The safety profile of ide-cel was consistent with long-term follow-up, with similar rates of infections and secondary primary malignancies, and no unexpected gene therapy related toxicities were observed.

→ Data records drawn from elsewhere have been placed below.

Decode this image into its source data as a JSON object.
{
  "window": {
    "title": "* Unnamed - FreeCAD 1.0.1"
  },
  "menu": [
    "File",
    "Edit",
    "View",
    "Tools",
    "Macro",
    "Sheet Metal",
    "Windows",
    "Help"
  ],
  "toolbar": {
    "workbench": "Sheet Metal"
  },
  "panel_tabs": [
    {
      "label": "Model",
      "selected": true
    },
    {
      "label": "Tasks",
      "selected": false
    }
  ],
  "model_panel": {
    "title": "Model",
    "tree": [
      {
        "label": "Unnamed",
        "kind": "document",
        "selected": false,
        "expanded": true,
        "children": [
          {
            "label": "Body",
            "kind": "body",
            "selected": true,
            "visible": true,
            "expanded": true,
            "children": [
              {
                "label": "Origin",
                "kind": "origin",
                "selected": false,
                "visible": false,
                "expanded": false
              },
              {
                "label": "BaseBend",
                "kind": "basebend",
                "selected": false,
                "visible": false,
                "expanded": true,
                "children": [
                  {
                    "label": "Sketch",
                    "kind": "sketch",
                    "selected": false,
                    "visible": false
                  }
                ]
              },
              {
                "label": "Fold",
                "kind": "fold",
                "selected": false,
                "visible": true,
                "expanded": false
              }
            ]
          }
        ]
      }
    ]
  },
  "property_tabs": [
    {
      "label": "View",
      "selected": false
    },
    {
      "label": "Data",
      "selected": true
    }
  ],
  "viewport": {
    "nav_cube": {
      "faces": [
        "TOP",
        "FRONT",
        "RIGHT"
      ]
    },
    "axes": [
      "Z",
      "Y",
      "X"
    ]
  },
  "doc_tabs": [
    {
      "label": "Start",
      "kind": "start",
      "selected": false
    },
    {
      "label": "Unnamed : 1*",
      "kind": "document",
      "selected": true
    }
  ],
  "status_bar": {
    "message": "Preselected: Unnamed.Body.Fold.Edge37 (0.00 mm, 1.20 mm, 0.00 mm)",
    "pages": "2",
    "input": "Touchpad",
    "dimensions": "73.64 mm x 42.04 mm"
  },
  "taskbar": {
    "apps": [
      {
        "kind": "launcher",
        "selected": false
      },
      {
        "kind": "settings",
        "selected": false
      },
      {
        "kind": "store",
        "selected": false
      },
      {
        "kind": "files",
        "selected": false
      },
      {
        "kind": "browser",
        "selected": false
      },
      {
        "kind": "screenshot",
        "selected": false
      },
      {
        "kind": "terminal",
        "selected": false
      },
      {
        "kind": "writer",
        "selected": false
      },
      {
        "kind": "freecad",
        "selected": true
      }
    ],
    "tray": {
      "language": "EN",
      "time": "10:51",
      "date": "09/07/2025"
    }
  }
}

The most common grade 3 to 4 adverse events (AEs) in the overall population were neutropenia (89%), anemia (61%), thrombocytopenia (52%), leukopenia (39%), lymphopenia (27%), and infections (27%).

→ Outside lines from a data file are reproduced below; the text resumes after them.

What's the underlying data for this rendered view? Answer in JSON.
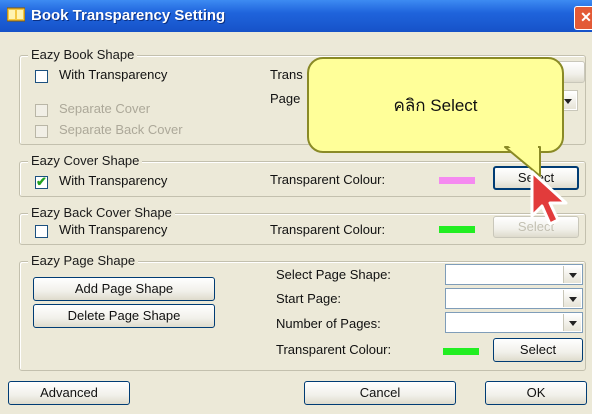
{
  "window": {
    "title": "Book Transparency Setting",
    "close_glyph": "✕"
  },
  "book_shape": {
    "legend": "Eazy Book Shape",
    "with_transparency": "With Transparency",
    "separate_cover": "Separate Cover",
    "separate_back_cover": "Separate Back Cover",
    "transparent_label_partial": "Trans",
    "page_label_partial": "Page"
  },
  "cover_shape": {
    "legend": "Eazy Cover Shape",
    "with_transparency": "With Transparency",
    "checked": true,
    "transparent_colour_label": "Transparent Colour:",
    "colour": "#f58af0",
    "select_label": "Select"
  },
  "back_cover_shape": {
    "legend": "Eazy Back Cover Shape",
    "with_transparency": "With Transparency",
    "checked": false,
    "transparent_colour_label": "Transparent Colour:",
    "colour": "#22ee22",
    "select_label": "Select"
  },
  "page_shape": {
    "legend": "Eazy Page Shape",
    "add_button": "Add Page Shape",
    "delete_button": "Delete Page Shape",
    "select_page_shape_label": "Select Page Shape:",
    "start_page_label": "Start Page:",
    "number_of_pages_label": "Number of Pages:",
    "transparent_colour_label": "Transparent Colour:",
    "colour": "#22ee22",
    "select_label": "Select"
  },
  "footer": {
    "advanced": "Advanced",
    "cancel": "Cancel",
    "ok": "OK"
  },
  "callout": {
    "text": "คลิก Select"
  }
}
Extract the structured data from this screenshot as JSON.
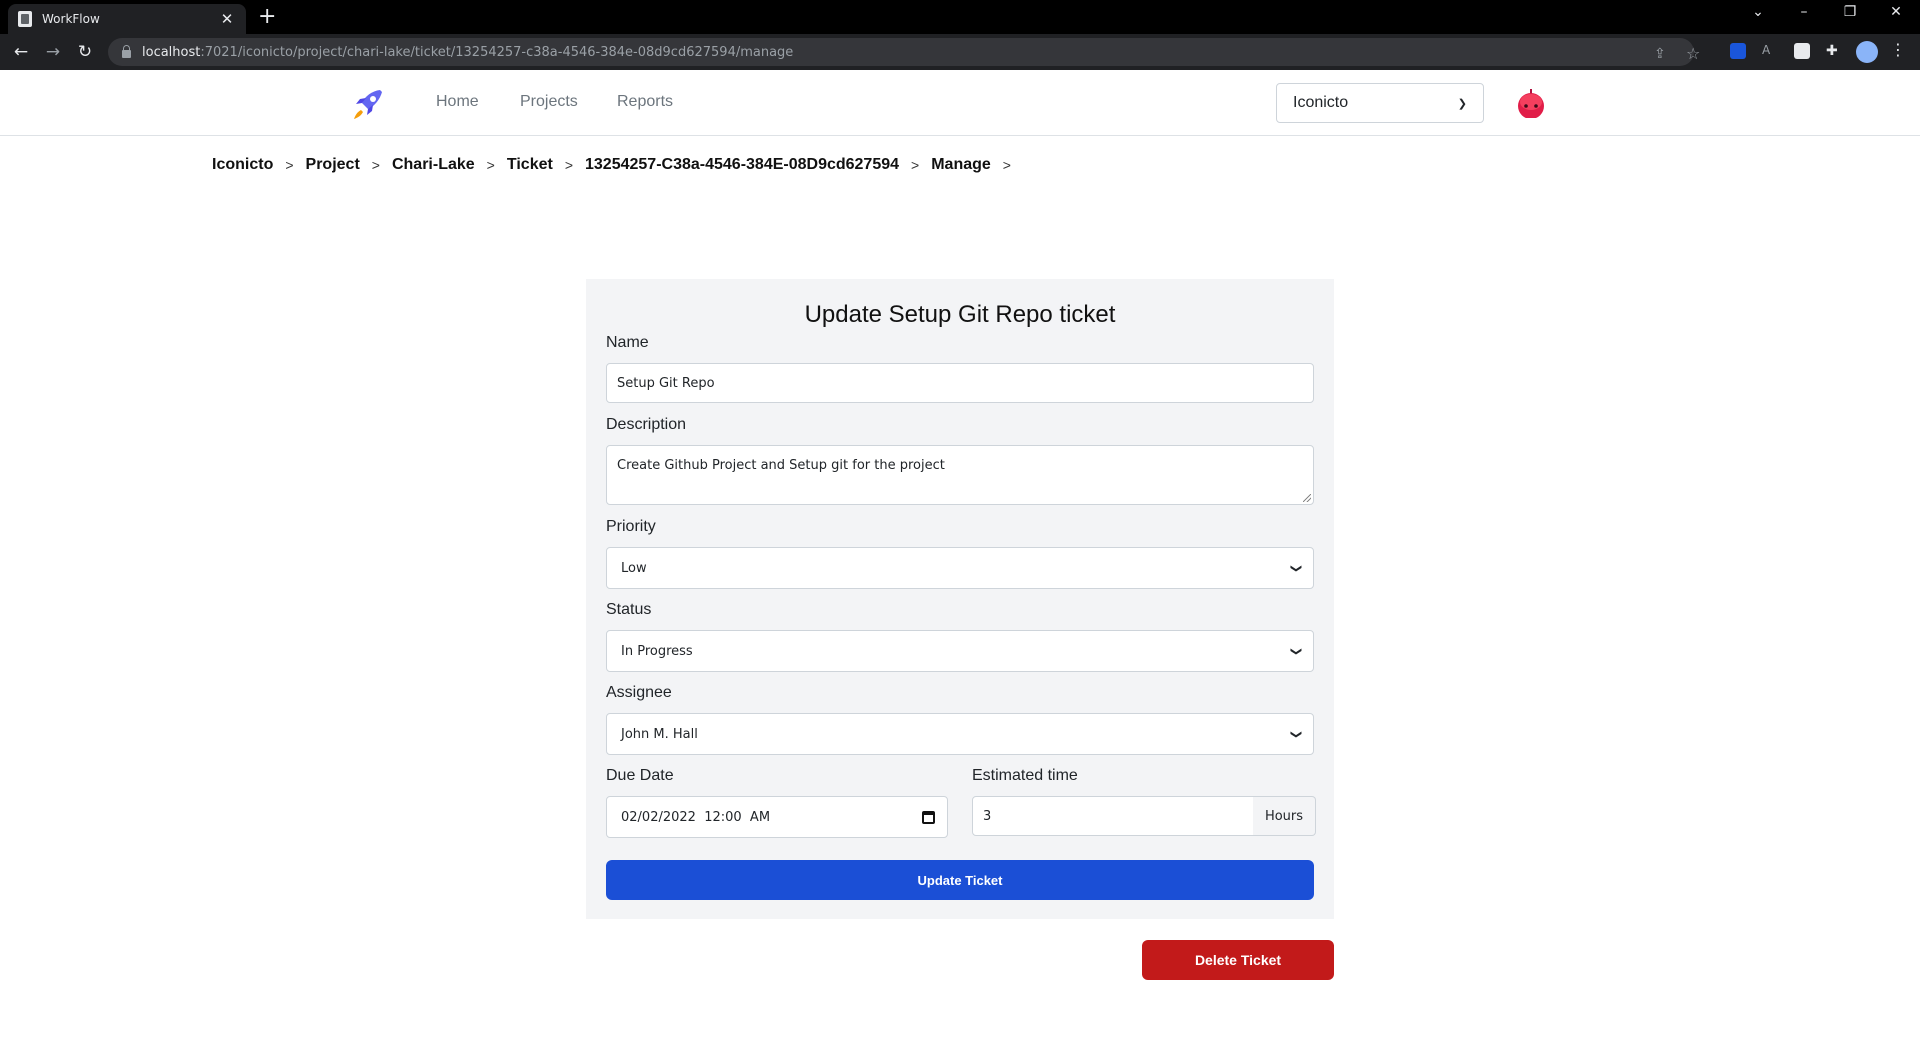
{
  "browser": {
    "tab_title": "WorkFlow",
    "tab_close": "✕",
    "new_tab": "+",
    "url_host": "localhost",
    "url_path": ":7021/iconicto/project/chari-lake/ticket/13254257-c38a-4546-384e-08d9cd627594/manage"
  },
  "navbar": {
    "links": [
      "Home",
      "Projects",
      "Reports"
    ],
    "org_selected": "Iconicto"
  },
  "breadcrumb": [
    "Iconicto",
    "Project",
    "Chari-Lake",
    "Ticket",
    "13254257-C38a-4546-384E-08D9cd627594",
    "Manage"
  ],
  "breadcrumb_separator": ">",
  "form": {
    "title": "Update Setup Git Repo ticket",
    "name_label": "Name",
    "name_value": "Setup Git Repo",
    "description_label": "Description",
    "description_value": "Create Github Project and Setup git for the project",
    "priority_label": "Priority",
    "priority_value": "Low",
    "status_label": "Status",
    "status_value": "In Progress",
    "assignee_label": "Assignee",
    "assignee_value": "John M. Hall",
    "due_date_label": "Due Date",
    "due_date_value": "02/02/2022  12:00  AM",
    "estimated_label": "Estimated time",
    "estimated_value": "3",
    "estimated_unit": "Hours",
    "update_button": "Update Ticket"
  },
  "delete_button": "Delete Ticket",
  "colors": {
    "primary": "#1b4fd6",
    "danger": "#c21a1a",
    "card_bg": "#f3f4f6"
  }
}
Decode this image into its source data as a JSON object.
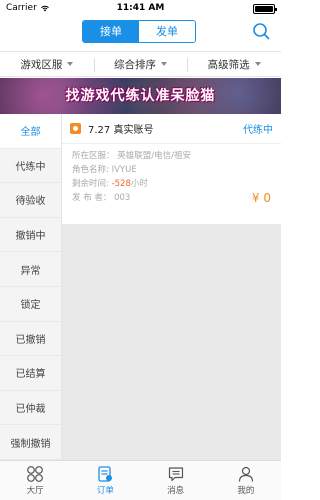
{
  "status_bar": {
    "carrier": "Carrier",
    "time": "11:41 AM"
  },
  "header": {
    "tabs": [
      {
        "label": "接单",
        "active": true
      },
      {
        "label": "发单",
        "active": false
      }
    ],
    "search_icon": "search-icon"
  },
  "filters": [
    {
      "label": "游戏区服"
    },
    {
      "label": "综合排序"
    },
    {
      "label": "高级筛选"
    }
  ],
  "banner": {
    "text": "找游戏代练认准呆脸猫"
  },
  "sidebar": {
    "items": [
      {
        "label": "全部",
        "active": true
      },
      {
        "label": "代练中"
      },
      {
        "label": "待验收"
      },
      {
        "label": "撤销中"
      },
      {
        "label": "异常"
      },
      {
        "label": "锁定"
      },
      {
        "label": "已撤销"
      },
      {
        "label": "已结算"
      },
      {
        "label": "已仲裁"
      },
      {
        "label": "强制撤销"
      }
    ]
  },
  "order": {
    "title": "7.27 真实账号",
    "status": "代练中",
    "server_label": "所在区服：",
    "server_value": "英雄联盟/电信/祖安",
    "role_label": "角色名称:",
    "role_value": "IVYUE",
    "time_label": "剩余时间:",
    "time_value": "-528",
    "time_unit": "小时",
    "publisher_label": "发 布 者：",
    "publisher_value": "003",
    "price": "¥ 0"
  },
  "tabbar": {
    "items": [
      {
        "label": "大厅",
        "icon": "grid-icon"
      },
      {
        "label": "订单",
        "icon": "order-icon",
        "active": true
      },
      {
        "label": "消息",
        "icon": "message-icon"
      },
      {
        "label": "我的",
        "icon": "profile-icon"
      }
    ]
  },
  "colors": {
    "accent": "#1a8fe6",
    "price": "#f28c28",
    "warning": "#f2662b"
  }
}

“Long-term results from the KarMMA trial continue to demonstrate frequent, deep, and durable responses in heavily pretreated patients with [relapsed/refractory multiple myeloma],” the study authors write in the poster. “ORR, CRR, DOR, and PFS were consistent with previous reports and patients received similar benefit regardless of the number of prior lines of therapy.”
In his presentation, Anderson presented data on long-term efficacy and safety following treatment with ide-cel in the pivotal phase 2 KarMMa trial (NCT03361748)-including overall data and by prior line of therapy that patients had received (3 vs ³4), “since the FDA label is requiring at least 4 prior lines, and this study only required 3,” he added.
In total, 140 patients who had received at least 3 prior lines of therapy for multiple myeloma including an IMiD, a PI, and an anti-CD38 antibody and were refractory to their last treatment regimen, were enrolled in the study. However, only 128 patients received infusion with ide-cel.
Patients were treated with ide-cel across the target dose range of 150 (n = 4), 300 (n = 70), and 450 (n = 54) million CAR T cells.
ORR served as the primary end point of the study. Secondary end points included CRR, safety, DOR, PFS, OS, pharmacokinetics, minimal residual disease, quality of life, and health economics and outcomes research.
At baseline, the median patient age was 61 years (range, 33-78) and patients had a median of 6 years (range, 1-18) since their diagnosis. A majority of the patients were male (59%), had high tumor burden (51%), B-cell maturation antigen (BCMA) expression ≥50% at screening (85%), ECOG performance status of 1 (53%), and Revised International Staging System disease stage of II (70%). Thirty-five percent of patients had high-risk features.2
The median number of prior therapies was 6 (range, 3-16) and 94% had previously undergone at least 1 autologous hematopoietic stem cell transplant (94%). Eighty-eight percent of patients required bridging therapy. Eighty-nine percent of patients had double-refractory disease, 84% were triple-refractory, and 26% were penta-refractory.
Patients who had received 3 prior lines of therapy had similar baseline characteristics, compared with those who received ³4 prior lines, including differences in extramedullary disease, high-risk cytogenetics, prior refractoriness, and time since the initial diagnosis to screening.
“Patients with relapsed/refractory multiple myeloma previously exposed to immunomodulatory agents, protease inhibitors, and anti-CD38 antibodies have poor outcomes with subsequent therapy using previously approved regimens, with expected response rates in the 26% to 31% range, PFS in the 2- to 4-month range, and overall survival less than 9 months,” Anderson explained.
However, the BCMA-directed CAR T-cell therapy previously demonstrated favorable tolerability with deep, durable responses in patients who were heavily pretreated with relapsed/refractory multiple myeloma.2 As a result, the FDA approved the agent for the treatment of adult patients with relapsed or refractory multiple myeloma after 4 or more prior therapies, including an immunomodulatory drug, a proteasome inhibitor, and an anti-CD38 antibody, representing the first BCMA–directed CAR T-cell therapy approved.3
The study authors noted that ide-cel is being explored in ongoing clinical trials, including the following: